Dataset rows for apps and sites
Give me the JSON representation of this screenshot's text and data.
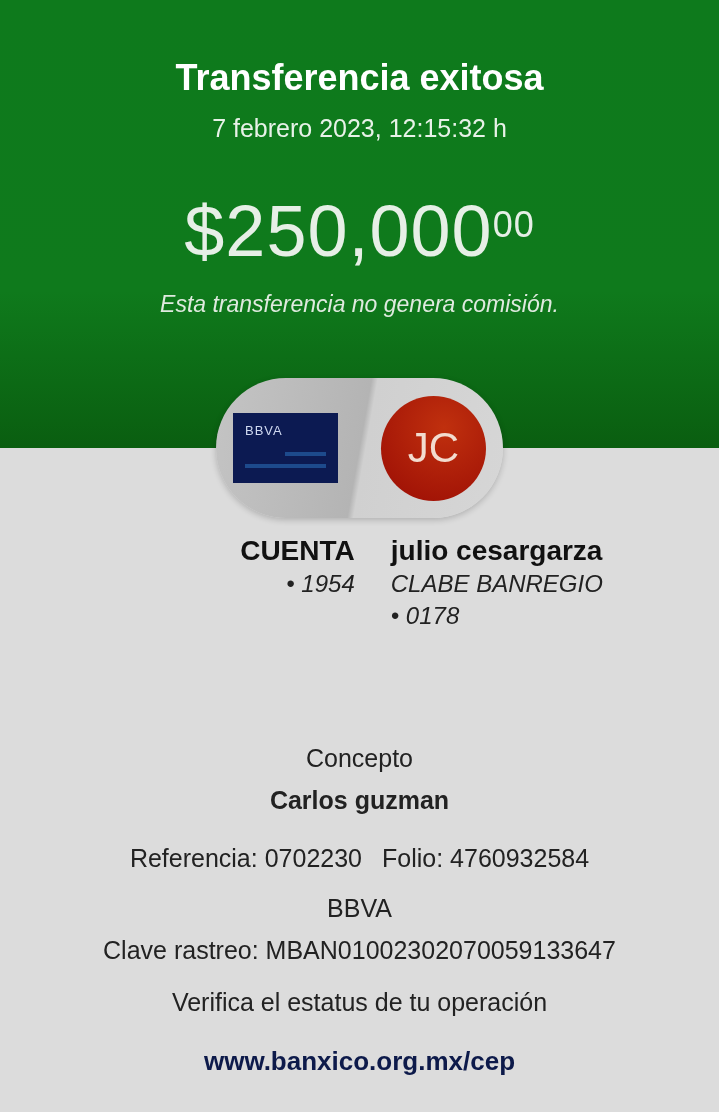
{
  "header": {
    "title": "Transferencia exitosa",
    "datetime": "7 febrero 2023, 12:15:32 h",
    "amount": "$250,000$^{00}$",
    "note": "Esta transferencia no genera comisión."
  },
  "origin": {
    "card_brand": "BBVA",
    "label": "CUENTA",
    "detail": "• 1954"
  },
  "destination": {
    "initials": "JC",
    "name": "julio cesargarza",
    "detail": "CLABE BANREGIO",
    "account": "• 0178"
  },
  "concept": {
    "label": "Concepto",
    "value": "Carlos guzman"
  },
  "reference": "Referencia: 0702230",
  "folio": "Folio: 4760932584",
  "bank": "BBVA",
  "tracking": "Clave rastreo: MBAN01002302070059133647",
  "verify": "Verifica el estatus de tu operación",
  "link": "www.banxico.org.mx/cep"
}
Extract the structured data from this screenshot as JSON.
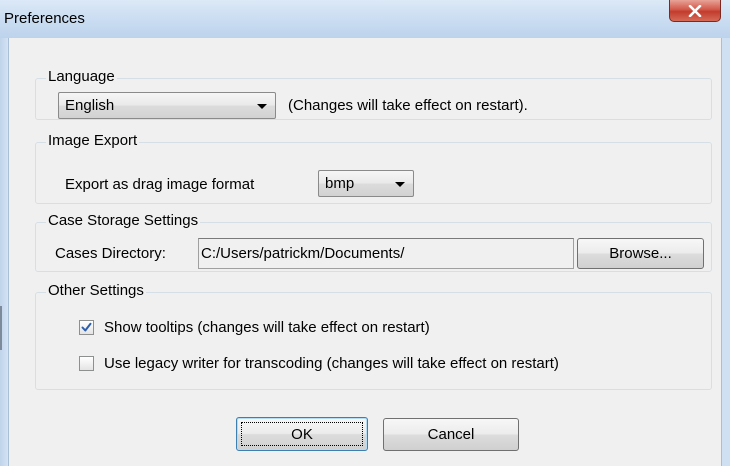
{
  "window": {
    "title": "Preferences"
  },
  "language": {
    "group_title": "Language",
    "selected": "English",
    "note": "(Changes will take effect on restart)."
  },
  "image_export": {
    "group_title": "Image Export",
    "label": "Export as drag image format",
    "selected": "bmp"
  },
  "case_storage": {
    "group_title": "Case Storage Settings",
    "label": "Cases Directory:",
    "directory": "C:/Users/patrickm/Documents/",
    "browse_label": "Browse..."
  },
  "other_settings": {
    "group_title": "Other Settings",
    "options": [
      {
        "label": "Show tooltips (changes will take effect on restart)",
        "checked": true
      },
      {
        "label": "Use legacy writer for transcoding (changes will take effect on restart)",
        "checked": false
      }
    ]
  },
  "buttons": {
    "ok_label": "OK",
    "cancel_label": "Cancel"
  },
  "icons": {
    "close": "close-icon",
    "checkmark": "checkmark-icon",
    "dropdown": "chevron-down-icon"
  }
}
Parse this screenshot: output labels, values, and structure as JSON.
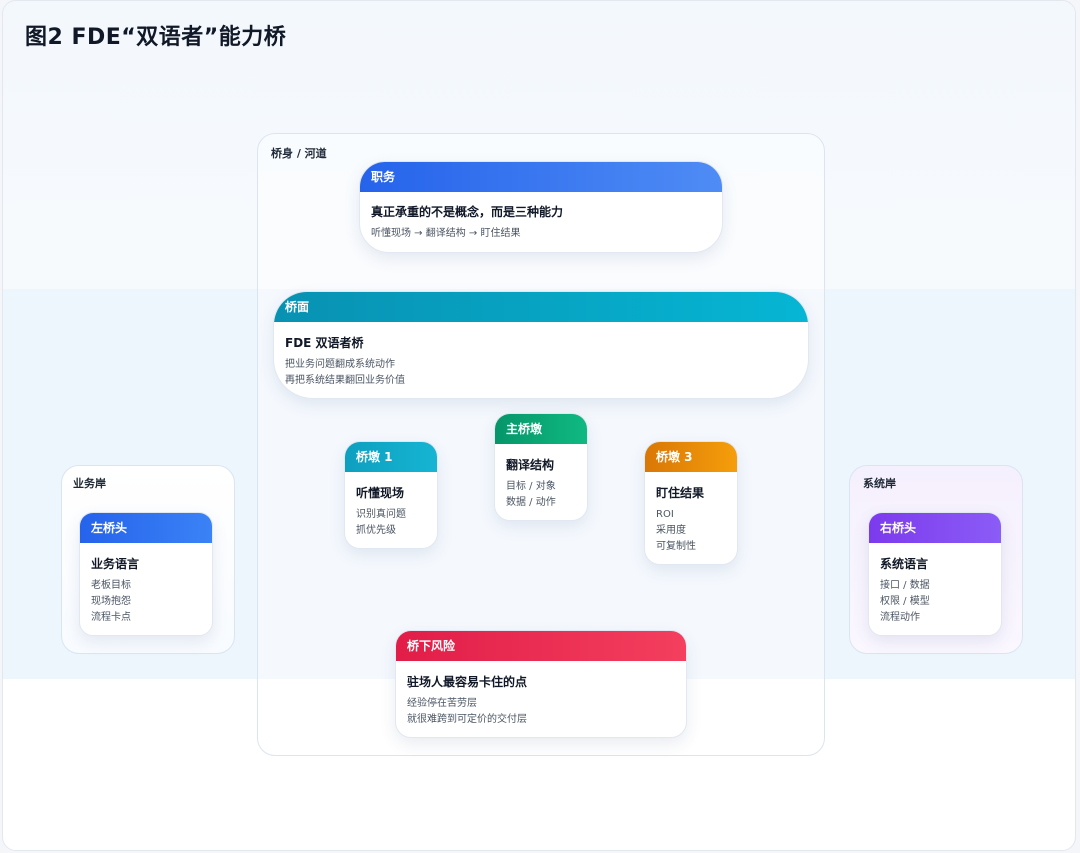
{
  "title": "图2 FDE“双语者”能力桥",
  "river": {
    "label": "桥身 / 河道"
  },
  "shores": {
    "left": "业务岸",
    "right": "系统岸"
  },
  "cards": {
    "zhuwu": {
      "header": "职务",
      "title": "真正承重的不是概念，而是三种能力",
      "lines": [
        "听懂现场 → 翻译结构 → 盯住结果"
      ]
    },
    "qiaomian": {
      "header": "桥面",
      "title": "FDE 双语者桥",
      "lines": [
        "把业务问题翻成系统动作",
        "再把系统结果翻回业务价值"
      ]
    },
    "pier1": {
      "header": "桥墩 1",
      "title": "听懂现场",
      "lines": [
        "识别真问题",
        "抓优先级"
      ]
    },
    "main_pier": {
      "header": "主桥墩",
      "title": "翻译结构",
      "lines": [
        "目标 / 对象",
        "数据 / 动作"
      ]
    },
    "pier3": {
      "header": "桥墩 3",
      "title": "盯住结果",
      "lines": [
        "ROI",
        "采用度",
        "可复制性"
      ]
    },
    "left_head": {
      "header": "左桥头",
      "title": "业务语言",
      "lines": [
        "老板目标",
        "现场抱怨",
        "流程卡点"
      ]
    },
    "right_head": {
      "header": "右桥头",
      "title": "系统语言",
      "lines": [
        "接口 / 数据",
        "权限 / 模型",
        "流程动作"
      ]
    },
    "risk": {
      "header": "桥下风险",
      "title": "驻场人最容易卡住的点",
      "lines": [
        "经验停在苦劳层",
        "就很难跨到可定价的交付层"
      ]
    }
  },
  "colors": {
    "blue": "#2563eb",
    "teal": "#0891b2",
    "green": "#059669",
    "orange": "#d97706",
    "red": "#e11d48",
    "purple": "#7c3aed",
    "band": "#edf5fd"
  }
}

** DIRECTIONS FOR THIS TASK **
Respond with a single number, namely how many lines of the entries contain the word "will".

** REPLY TO THE EXERCISE **
3